The People’s Republic of China continues to censor information from the west. In the case of social media, China’s officials have decided it is better to have their own version of the west’s social media platforms than to allow their people to be exposed to western influences. This means that, if marketers want to appeal to China’s over 650-million social media users (more than 2x the total US population), we must learn to understand them just like any other element of China’s culture.

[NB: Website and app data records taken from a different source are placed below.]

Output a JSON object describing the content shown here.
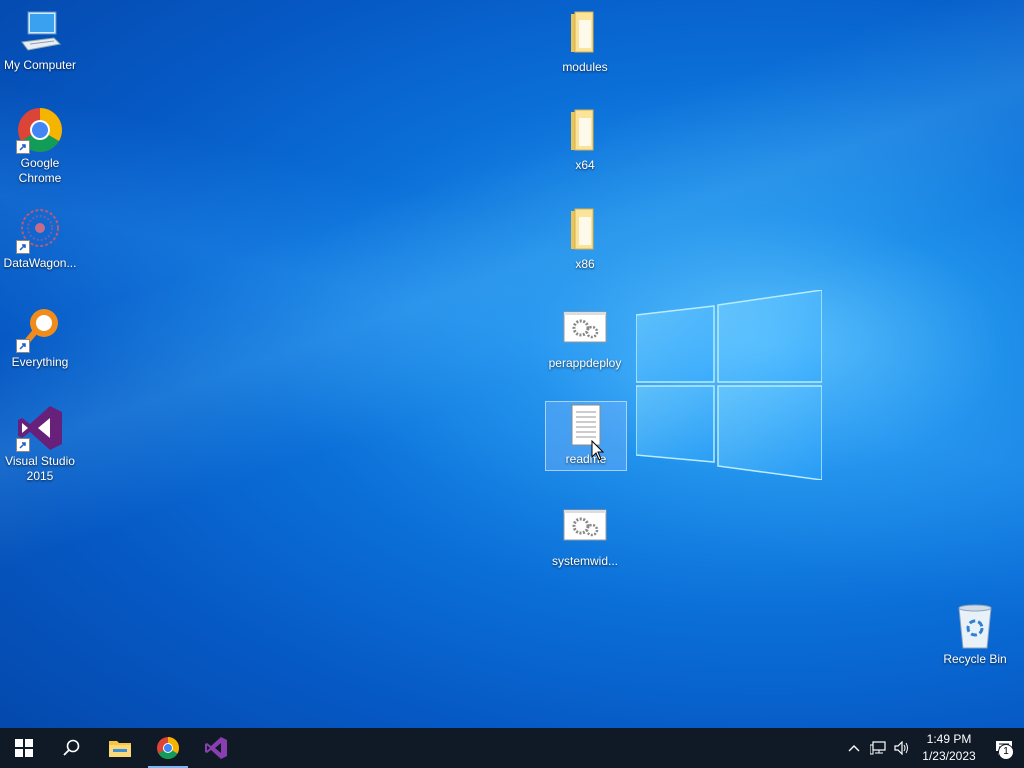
{
  "desktop": {
    "left_icons": [
      {
        "label": "My Computer",
        "icon": "computer-icon",
        "shortcut": false
      },
      {
        "label": "Google Chrome",
        "icon": "chrome-icon",
        "shortcut": true
      },
      {
        "label": "DataWagon...",
        "icon": "datawagon-icon",
        "shortcut": true
      },
      {
        "label": "Everything",
        "icon": "everything-icon",
        "shortcut": true
      },
      {
        "label": "Visual Studio 2015",
        "icon": "visual-studio-icon",
        "shortcut": true
      }
    ],
    "center_icons": [
      {
        "label": "modules",
        "icon": "folder-icon"
      },
      {
        "label": "x64",
        "icon": "folder-icon"
      },
      {
        "label": "x86",
        "icon": "folder-icon"
      },
      {
        "label": "perappdeploy",
        "icon": "settings-file-icon"
      },
      {
        "label": "readme",
        "icon": "text-file-icon",
        "selected": true
      },
      {
        "label": "systemwid...",
        "icon": "settings-file-icon"
      }
    ],
    "recycle_bin": {
      "label": "Recycle Bin",
      "icon": "recycle-bin-icon"
    }
  },
  "taskbar": {
    "pinned": [
      "start-icon",
      "search-icon",
      "file-explorer-icon",
      "chrome-icon",
      "visual-studio-icon"
    ],
    "active_app": "chrome-icon",
    "clock": {
      "time": "1:49 PM",
      "date": "1/23/2023"
    },
    "notifications_count": "1"
  }
}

There is a Chinese counterpart for every major social media platform. The King Kong of social media platforms, Facebook, is a catch all site with over 1.3 billion users worldwide. However, in China, there are multiple platforms and each attracts a different market segment. For example, Douban attracts art students and others with an interest in books, cinema, culture and music. In contrast, Kaixin001 is a platform where young professionals upload information that they find in other places. Often, this content is about health, relationships or professional advancement. China actually has two versions of YouTube; Youku and Tudou. In fairly sharp contrast to most of the content on YouTube, kittens playing piano, for instance, the Chinese prefer long-form video content. Much of this content is pirated television programming from the US, appropriately subtitled and visible only hours after US broadcasts. So Youku is actually more like Hulu. This stark contrast in available content between YouTube and Youku sheds light on why understanding viewing behavior is so important. The Chinese spend upward of 70 minutes per session on Youku versus our 15 minutes on YouTube. A third example: the west has Twitter; China has Sina Weibo. While Sina Weibo, like Twitter, limits post length to just 140 characters the super-efficiency of Chinese characters lends an important advantage. In Chinese, each character actually represents an entire word. Thus, what in English is a very sparsely constructed 140 character, single sentence post becomes more like a short-form blog where a great deal more is expressed. This is wonderful from a marketing communications perspective!

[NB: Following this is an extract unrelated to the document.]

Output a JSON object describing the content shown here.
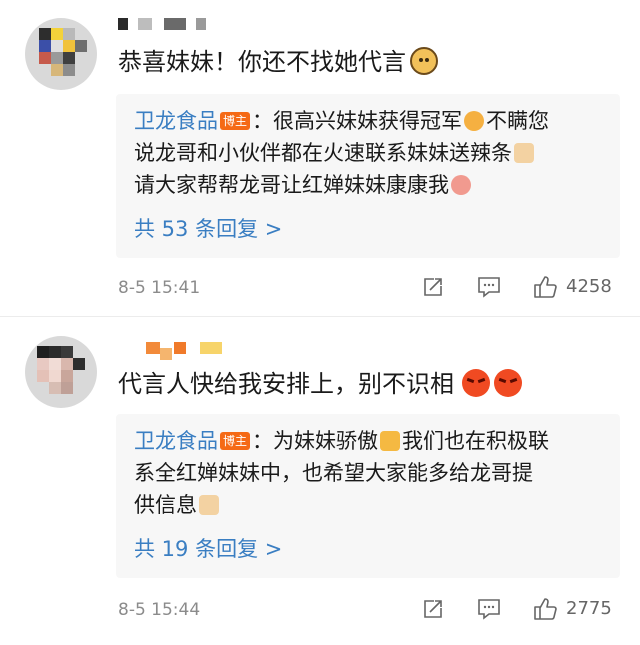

Just how the Chinese actually interact with their social media sites is also quite different. Take Twitter, for example. In the US, most Twitter posts are created using a laptop or desktop computer. However, mobile platforms reign supreme in China. China has 981 million mobile phone users, and over 86% of these are smartphones. This makes an app like WeChat – China’s version of Whatsapp – an incredibly important platform for marketers wanting to communicate with consumers. Imagine the marketing opportunity for brands who can earn ‘follows’ from Chinese smartphone users using WeChat – an app that the Chinese reference all day long!

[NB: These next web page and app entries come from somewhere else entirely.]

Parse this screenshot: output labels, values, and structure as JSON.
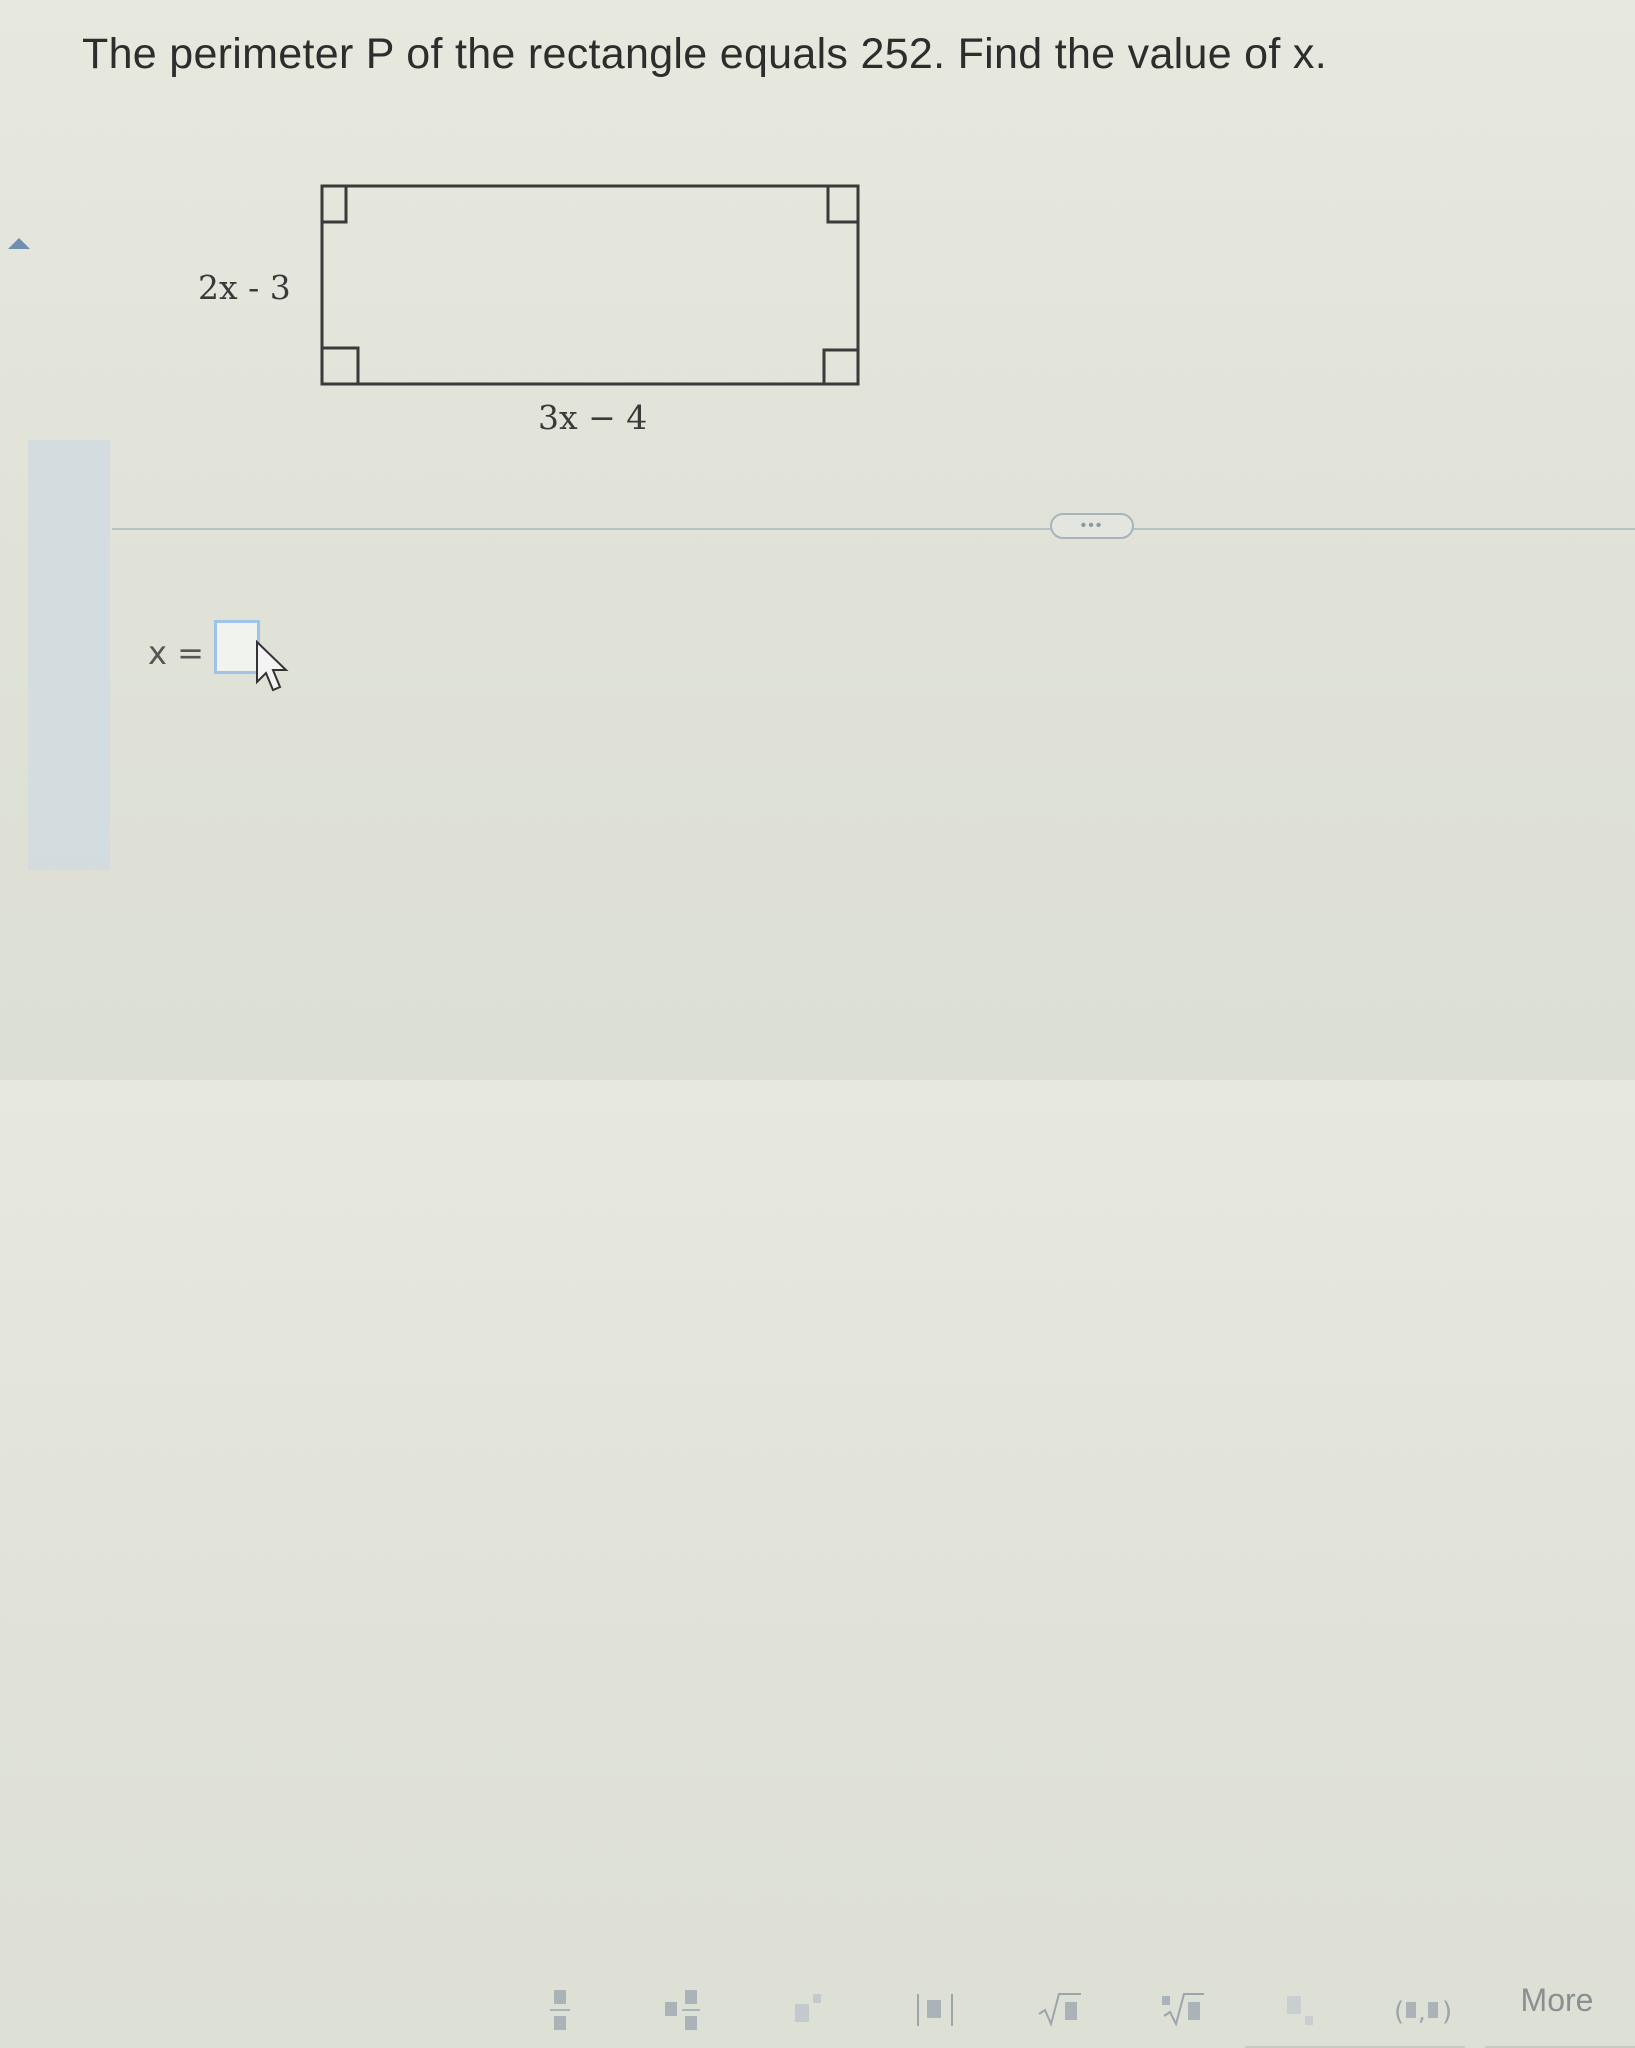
{
  "question": {
    "text": "The perimeter P of the rectangle equals 252. Find the value of x."
  },
  "figure": {
    "side_label_height": "2x - 3",
    "side_label_width": "3x − 4"
  },
  "answer": {
    "label": "x =",
    "value": ""
  },
  "divider": {
    "ellipsis": "•••"
  },
  "toolbar": {
    "tools": [
      "fraction",
      "mixed-number",
      "exponent",
      "absolute-value",
      "square-root",
      "nth-root",
      "subscript",
      "ordered-pair"
    ],
    "more_label": "More"
  },
  "colors": {
    "background": "#e4e5dc",
    "input_border": "#9ec4ea",
    "accent": "#6e8fb0"
  }
}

Differences like these show just how beneficial a sound understanding of each of these platforms is. Marketers who master China’s social media space will benefit from the ability to target specific audiences with the kinds of content they are searching for. Lack of understanding, on the other hand, leads to missed opportunities. In many ways, this is a wonderful example of everything else about developing business relationships in China.